▶ _Exercise description_
Your task is to retype the listing word for word.
▽
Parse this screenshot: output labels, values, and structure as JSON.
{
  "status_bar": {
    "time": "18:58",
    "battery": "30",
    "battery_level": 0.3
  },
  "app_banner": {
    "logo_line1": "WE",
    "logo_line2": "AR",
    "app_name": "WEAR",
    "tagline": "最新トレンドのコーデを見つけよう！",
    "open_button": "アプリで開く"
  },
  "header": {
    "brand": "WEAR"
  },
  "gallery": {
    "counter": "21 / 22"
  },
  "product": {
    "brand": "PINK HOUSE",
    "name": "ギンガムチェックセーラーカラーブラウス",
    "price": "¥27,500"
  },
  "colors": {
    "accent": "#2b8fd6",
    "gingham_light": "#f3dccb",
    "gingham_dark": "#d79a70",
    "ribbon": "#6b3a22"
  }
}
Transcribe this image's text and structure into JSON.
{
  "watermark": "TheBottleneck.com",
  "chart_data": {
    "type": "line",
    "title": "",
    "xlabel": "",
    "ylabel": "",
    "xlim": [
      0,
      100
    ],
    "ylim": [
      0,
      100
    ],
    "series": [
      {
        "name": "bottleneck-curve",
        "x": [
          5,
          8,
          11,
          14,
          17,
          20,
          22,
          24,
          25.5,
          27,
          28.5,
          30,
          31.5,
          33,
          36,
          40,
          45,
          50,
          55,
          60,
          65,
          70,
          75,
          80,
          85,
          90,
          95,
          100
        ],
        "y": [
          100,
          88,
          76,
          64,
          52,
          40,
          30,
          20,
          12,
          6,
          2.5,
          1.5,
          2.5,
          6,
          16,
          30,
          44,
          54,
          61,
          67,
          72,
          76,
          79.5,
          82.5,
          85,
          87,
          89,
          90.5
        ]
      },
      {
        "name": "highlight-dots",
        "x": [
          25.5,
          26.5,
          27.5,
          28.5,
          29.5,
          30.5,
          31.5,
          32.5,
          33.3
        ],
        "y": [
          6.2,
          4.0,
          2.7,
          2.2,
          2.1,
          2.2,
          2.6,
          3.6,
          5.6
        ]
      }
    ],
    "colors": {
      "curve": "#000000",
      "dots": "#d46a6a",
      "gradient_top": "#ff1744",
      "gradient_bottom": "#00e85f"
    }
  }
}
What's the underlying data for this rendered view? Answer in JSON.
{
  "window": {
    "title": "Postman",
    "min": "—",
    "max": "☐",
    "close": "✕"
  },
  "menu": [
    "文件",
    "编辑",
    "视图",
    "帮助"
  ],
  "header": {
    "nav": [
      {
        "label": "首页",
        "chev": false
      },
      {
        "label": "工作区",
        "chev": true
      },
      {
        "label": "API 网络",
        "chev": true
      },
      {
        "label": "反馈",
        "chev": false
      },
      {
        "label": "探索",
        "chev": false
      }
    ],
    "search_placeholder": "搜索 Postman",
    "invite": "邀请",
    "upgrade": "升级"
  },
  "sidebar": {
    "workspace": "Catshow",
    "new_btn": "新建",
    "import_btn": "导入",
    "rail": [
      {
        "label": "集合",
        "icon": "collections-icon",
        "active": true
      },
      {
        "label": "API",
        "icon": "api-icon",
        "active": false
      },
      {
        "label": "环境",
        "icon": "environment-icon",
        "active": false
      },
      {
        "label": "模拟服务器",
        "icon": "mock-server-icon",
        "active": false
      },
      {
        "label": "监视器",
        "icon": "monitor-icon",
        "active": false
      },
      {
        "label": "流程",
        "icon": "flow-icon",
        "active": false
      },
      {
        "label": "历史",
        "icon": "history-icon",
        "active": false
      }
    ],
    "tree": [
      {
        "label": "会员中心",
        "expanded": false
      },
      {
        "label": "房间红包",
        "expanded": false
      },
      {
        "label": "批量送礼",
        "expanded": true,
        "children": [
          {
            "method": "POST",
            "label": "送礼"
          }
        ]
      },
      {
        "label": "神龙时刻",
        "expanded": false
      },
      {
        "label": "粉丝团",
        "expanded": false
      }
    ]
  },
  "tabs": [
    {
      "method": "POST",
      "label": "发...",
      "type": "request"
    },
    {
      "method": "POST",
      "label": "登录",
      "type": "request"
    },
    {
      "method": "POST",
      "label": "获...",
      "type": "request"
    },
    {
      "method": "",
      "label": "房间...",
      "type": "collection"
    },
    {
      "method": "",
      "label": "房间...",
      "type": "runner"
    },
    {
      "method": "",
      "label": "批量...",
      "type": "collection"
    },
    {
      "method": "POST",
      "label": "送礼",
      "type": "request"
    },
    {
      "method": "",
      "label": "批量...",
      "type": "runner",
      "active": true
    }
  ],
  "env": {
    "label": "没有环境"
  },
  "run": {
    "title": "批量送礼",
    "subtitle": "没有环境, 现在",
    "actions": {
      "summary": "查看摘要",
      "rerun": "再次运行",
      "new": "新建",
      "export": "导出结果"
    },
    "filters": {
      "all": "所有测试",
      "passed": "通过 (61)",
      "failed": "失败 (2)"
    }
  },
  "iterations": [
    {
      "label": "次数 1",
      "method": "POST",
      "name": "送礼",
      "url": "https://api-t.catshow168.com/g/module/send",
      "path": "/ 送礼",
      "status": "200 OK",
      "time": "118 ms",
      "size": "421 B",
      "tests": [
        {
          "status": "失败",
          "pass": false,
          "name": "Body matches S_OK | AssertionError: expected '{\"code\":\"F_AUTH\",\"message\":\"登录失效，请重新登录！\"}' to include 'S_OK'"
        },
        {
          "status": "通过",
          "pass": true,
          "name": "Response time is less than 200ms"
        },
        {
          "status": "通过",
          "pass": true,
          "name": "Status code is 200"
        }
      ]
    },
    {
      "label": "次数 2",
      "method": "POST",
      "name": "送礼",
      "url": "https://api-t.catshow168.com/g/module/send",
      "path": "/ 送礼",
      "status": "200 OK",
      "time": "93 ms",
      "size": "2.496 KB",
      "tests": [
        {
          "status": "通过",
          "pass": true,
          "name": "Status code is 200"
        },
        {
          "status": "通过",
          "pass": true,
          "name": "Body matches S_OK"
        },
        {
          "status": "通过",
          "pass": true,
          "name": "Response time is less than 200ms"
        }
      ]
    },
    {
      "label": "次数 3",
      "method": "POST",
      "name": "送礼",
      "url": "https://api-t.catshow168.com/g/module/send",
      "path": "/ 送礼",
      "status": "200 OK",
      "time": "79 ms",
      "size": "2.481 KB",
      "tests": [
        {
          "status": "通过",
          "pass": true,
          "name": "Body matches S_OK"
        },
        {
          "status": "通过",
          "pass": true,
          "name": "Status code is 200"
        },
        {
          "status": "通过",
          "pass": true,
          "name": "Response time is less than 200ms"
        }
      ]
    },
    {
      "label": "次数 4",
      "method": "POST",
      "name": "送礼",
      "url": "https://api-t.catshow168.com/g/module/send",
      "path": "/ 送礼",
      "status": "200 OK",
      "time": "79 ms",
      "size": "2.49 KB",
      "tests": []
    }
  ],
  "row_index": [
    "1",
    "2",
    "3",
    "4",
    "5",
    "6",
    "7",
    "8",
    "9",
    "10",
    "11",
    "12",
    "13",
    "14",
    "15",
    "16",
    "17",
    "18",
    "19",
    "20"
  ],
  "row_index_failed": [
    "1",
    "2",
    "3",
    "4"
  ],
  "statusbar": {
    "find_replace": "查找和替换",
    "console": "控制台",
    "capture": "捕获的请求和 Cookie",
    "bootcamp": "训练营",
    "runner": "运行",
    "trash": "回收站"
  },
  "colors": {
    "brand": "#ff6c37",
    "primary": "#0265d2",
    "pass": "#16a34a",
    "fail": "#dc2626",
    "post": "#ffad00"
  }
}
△
▶ _Expected output_
Parse this screenshot: output labels, values, and structure as JSON.
{
  "status_bar": {
    "time": "18:58",
    "battery": "30",
    "battery_level": 0.3
  },
  "app_banner": {
    "logo_line1": "WE",
    "logo_line2": "AR",
    "app_name": "WEAR",
    "tagline": "最新トレンドのコーデを見つけよう！",
    "open_button": "アプリで開く"
  },
  "header": {
    "brand": "WEAR"
  },
  "gallery": {
    "counter": "21 / 22"
  },
  "product": {
    "brand": "PINK HOUSE",
    "name": "ギンガムチェックセーラーカラーブラウス",
    "price": "¥27,500"
  },
  "colors": {
    "accent": "#2b8fd6",
    "gingham_light": "#f3dccb",
    "gingham_dark": "#d79a70",
    "ribbon": "#6b3a22"
  }
}
Transcribe this image's text and structure into JSON.
{
  "watermark": "TheBottleneck.com",
  "chart_data": {
    "type": "line",
    "title": "",
    "xlabel": "",
    "ylabel": "",
    "xlim": [
      0,
      100
    ],
    "ylim": [
      0,
      100
    ],
    "series": [
      {
        "name": "bottleneck-curve",
        "x": [
          5,
          8,
          11,
          14,
          17,
          20,
          22,
          24,
          25.5,
          27,
          28.5,
          30,
          31.5,
          33,
          36,
          40,
          45,
          50,
          55,
          60,
          65,
          70,
          75,
          80,
          85,
          90,
          95,
          100
        ],
        "y": [
          100,
          88,
          76,
          64,
          52,
          40,
          30,
          20,
          12,
          6,
          2.5,
          1.5,
          2.5,
          6,
          16,
          30,
          44,
          54,
          61,
          67,
          72,
          76,
          79.5,
          82.5,
          85,
          87,
          89,
          90.5
        ]
      },
      {
        "name": "highlight-dots",
        "x": [
          25.5,
          26.5,
          27.5,
          28.5,
          29.5,
          30.5,
          31.5,
          32.5,
          33.3
        ],
        "y": [
          6.2,
          4.0,
          2.7,
          2.2,
          2.1,
          2.2,
          2.6,
          3.6,
          5.6
        ]
      }
    ],
    "colors": {
      "curve": "#000000",
      "dots": "#d46a6a",
      "gradient_top": "#ff1744",
      "gradient_bottom": "#00e85f"
    }
  }
}
What's the underlying data for this rendered view? Answer in JSON.
{
  "window": {
    "title": "Postman",
    "min": "—",
    "max": "☐",
    "close": "✕"
  },
  "menu": [
    "文件",
    "编辑",
    "视图",
    "帮助"
  ],
  "header": {
    "nav": [
      {
        "label": "首页",
        "chev": false
      },
      {
        "label": "工作区",
        "chev": true
      },
      {
        "label": "API 网络",
        "chev": true
      },
      {
        "label": "反馈",
        "chev": false
      },
      {
        "label": "探索",
        "chev": false
      }
    ],
    "search_placeholder": "搜索 Postman",
    "invite": "邀请",
    "upgrade": "升级"
  },
  "sidebar": {
    "workspace": "Catshow",
    "new_btn": "新建",
    "import_btn": "导入",
    "rail": [
      {
        "label": "集合",
        "icon": "collections-icon",
        "active": true
      },
      {
        "label": "API",
        "icon": "api-icon",
        "active": false
      },
      {
        "label": "环境",
        "icon": "environment-icon",
        "active": false
      },
      {
        "label": "模拟服务器",
        "icon": "mock-server-icon",
        "active": false
      },
      {
        "label": "监视器",
        "icon": "monitor-icon",
        "active": false
      },
      {
        "label": "流程",
        "icon": "flow-icon",
        "active": false
      },
      {
        "label": "历史",
        "icon": "history-icon",
        "active": false
      }
    ],
    "tree": [
      {
        "label": "会员中心",
        "expanded": false
      },
      {
        "label": "房间红包",
        "expanded": false
      },
      {
        "label": "批量送礼",
        "expanded": true,
        "children": [
          {
            "method": "POST",
            "label": "送礼"
          }
        ]
      },
      {
        "label": "神龙时刻",
        "expanded": false
      },
      {
        "label": "粉丝团",
        "expanded": false
      }
    ]
  },
  "tabs": [
    {
      "method": "POST",
      "label": "发...",
      "type": "request"
    },
    {
      "method": "POST",
      "label": "登录",
      "type": "request"
    },
    {
      "method": "POST",
      "label": "获...",
      "type": "request"
    },
    {
      "method": "",
      "label": "房间...",
      "type": "collection"
    },
    {
      "method": "",
      "label": "房间...",
      "type": "runner"
    },
    {
      "method": "",
      "label": "批量...",
      "type": "collection"
    },
    {
      "method": "POST",
      "label": "送礼",
      "type": "request"
    },
    {
      "method": "",
      "label": "批量...",
      "type": "runner",
      "active": true
    }
  ],
  "env": {
    "label": "没有环境"
  },
  "run": {
    "title": "批量送礼",
    "subtitle": "没有环境, 现在",
    "actions": {
      "summary": "查看摘要",
      "rerun": "再次运行",
      "new": "新建",
      "export": "导出结果"
    },
    "filters": {
      "all": "所有测试",
      "passed": "通过 (61)",
      "failed": "失败 (2)"
    }
  },
  "iterations": [
    {
      "label": "次数 1",
      "method": "POST",
      "name": "送礼",
      "url": "https://api-t.catshow168.com/g/module/send",
      "path": "/ 送礼",
      "status": "200 OK",
      "time": "118 ms",
      "size": "421 B",
      "tests": [
        {
          "status": "失败",
          "pass": false,
          "name": "Body matches S_OK | AssertionError: expected '{\"code\":\"F_AUTH\",\"message\":\"登录失效，请重新登录！\"}' to include 'S_OK'"
        },
        {
          "status": "通过",
          "pass": true,
          "name": "Response time is less than 200ms"
        },
        {
          "status": "通过",
          "pass": true,
          "name": "Status code is 200"
        }
      ]
    },
    {
      "label": "次数 2",
      "method": "POST",
      "name": "送礼",
      "url": "https://api-t.catshow168.com/g/module/send",
      "path": "/ 送礼",
      "status": "200 OK",
      "time": "93 ms",
      "size": "2.496 KB",
      "tests": [
        {
          "status": "通过",
          "pass": true,
          "name": "Status code is 200"
        },
        {
          "status": "通过",
          "pass": true,
          "name": "Body matches S_OK"
        },
        {
          "status": "通过",
          "pass": true,
          "name": "Response time is less than 200ms"
        }
      ]
    },
    {
      "label": "次数 3",
      "method": "POST",
      "name": "送礼",
      "url": "https://api-t.catshow168.com/g/module/send",
      "path": "/ 送礼",
      "status": "200 OK",
      "time": "79 ms",
      "size": "2.481 KB",
      "tests": [
        {
          "status": "通过",
          "pass": true,
          "name": "Body matches S_OK"
        },
        {
          "status": "通过",
          "pass": true,
          "name": "Status code is 200"
        },
        {
          "status": "通过",
          "pass": true,
          "name": "Response time is less than 200ms"
        }
      ]
    },
    {
      "label": "次数 4",
      "method": "POST",
      "name": "送礼",
      "url": "https://api-t.catshow168.com/g/module/send",
      "path": "/ 送礼",
      "status": "200 OK",
      "time": "79 ms",
      "size": "2.49 KB",
      "tests": []
    }
  ],
  "row_index": [
    "1",
    "2",
    "3",
    "4",
    "5",
    "6",
    "7",
    "8",
    "9",
    "10",
    "11",
    "12",
    "13",
    "14",
    "15",
    "16",
    "17",
    "18",
    "19",
    "20"
  ],
  "row_index_failed": [
    "1",
    "2",
    "3",
    "4"
  ],
  "statusbar": {
    "find_replace": "查找和替换",
    "console": "控制台",
    "capture": "捕获的请求和 Cookie",
    "bootcamp": "训练营",
    "runner": "运行",
    "trash": "回收站"
  },
  "colors": {
    "brand": "#ff6c37",
    "primary": "#0265d2",
    "pass": "#16a34a",
    "fail": "#dc2626",
    "post": "#ffad00"
  }
}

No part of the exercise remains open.